Violent attacks on the press continue

New York, July 14, 2005—The Committee to Protect Journalists is deeply concerned by a recent series of violent attacks on journalists in Bangladesh, including a gang assault on a reporter inside a local press club.

Rafiqul Islam, a correspondent for daily Amar Desh in the northwestern town of Rajshahi, was assaulted on July 6 by a group of men he identified to local reporters as activists of the ruling party’s student wing, Jatiyatabadi Chhatra Dal (JCD). As many as 10 attackers entered the Durgapur Press Club, where the journalist serves as president, at 10:30 a.m., according to local sources. The assailants also beat the club’s general secretary, Nurul Islam, when he tried to intervene. Rafiqul was hospitalized in Durgapur Health Center and suffered back pain and breathing problems, according to local sources.

The week before he was attacked, Rafiqul filed a complaint with local police about repeated threats from members of JCD, according to local news reports. The activists warned Rafiqul to be careful after he reported on alleged extortion by JCD cadres.

No arrests were immediately made in the July 6 attack, and Rafiqul told local sources that a JCD cadre went to the hospital to warn him against filing charges.
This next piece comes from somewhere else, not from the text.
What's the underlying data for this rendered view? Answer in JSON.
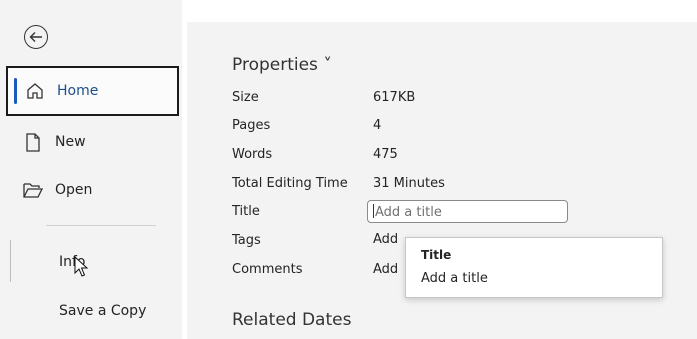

In the capital Dhaka the next day, at least nine photojournalists from national publications were injured, some of them seriously, while protesting the alleged mistreatment of their colleagues at the hands of National Security Intelligence (NSI) personnel earlier in the day. Two photographers of the daily Janakantha were brought into custody and physically abused in the early afternoon after one, Enamul Kabir, took pictures of the outside of the NSI facility, according to local reporters. When colleagues gathered in protest outside the offices, NSI officers beat them in full view of local police, one of the injured reporters told the Dhaka-based newspaper The Daily Star.

Journalists across Bangladesh protested the violence this week. “We want an end to attacks on journalists,” A.K.M. Mohsin, president of the Bangladesh Photo Journalists’ Association, told The Daily Star.

These two recent attacks follow weeks of threats and violence against Bangladeshi journalists. On June 28, four men identified as cadres of Jagrata Muslim Janata Bangladesh (JMJB), an outlawed Islamic militant group headed by Bangla Bhai, attacked Shafiqul Islam on his way to the Bagmara Press Club in Rajshahi, according to The Daily Star. Shafiqul is a Janakantha correspondent who had been helping other journalists report on the activities of the JMJB, according to local news reports.

Police later arrested Bangla Bhai follower Moshiur Rahman Peter in connection with the attack, The Daily Star reported on July 3. It is unclear whether he was charged with a crime.

On June 28, Janakantha reported threats against Nazneen Akhter, a reporter for the newspaper in Dhaka, after her coverage of JCD activities at a women’s college. Also on June 28, journalists at the regional offices of three national newspapers—Jugantor, Ittefaq and Prothom Alo—received death threats from a group of Jatiya Party cadres following a report on the visit of party chairman H.M. Ershad to Rangpur, according to local news reports. The next day, Jatiya Party activists burned copies of the three dailies in protest, according to The Daily Star

“Violence against the press is a major threat to the functioning of civil society in Bangladesh,” CPJ Executive Director Ann Cooper said. “Journalists should not have to risk physical attack by security officers or others just to report the news. We call on authorities to find and prosecute those responsible for these acts of violence”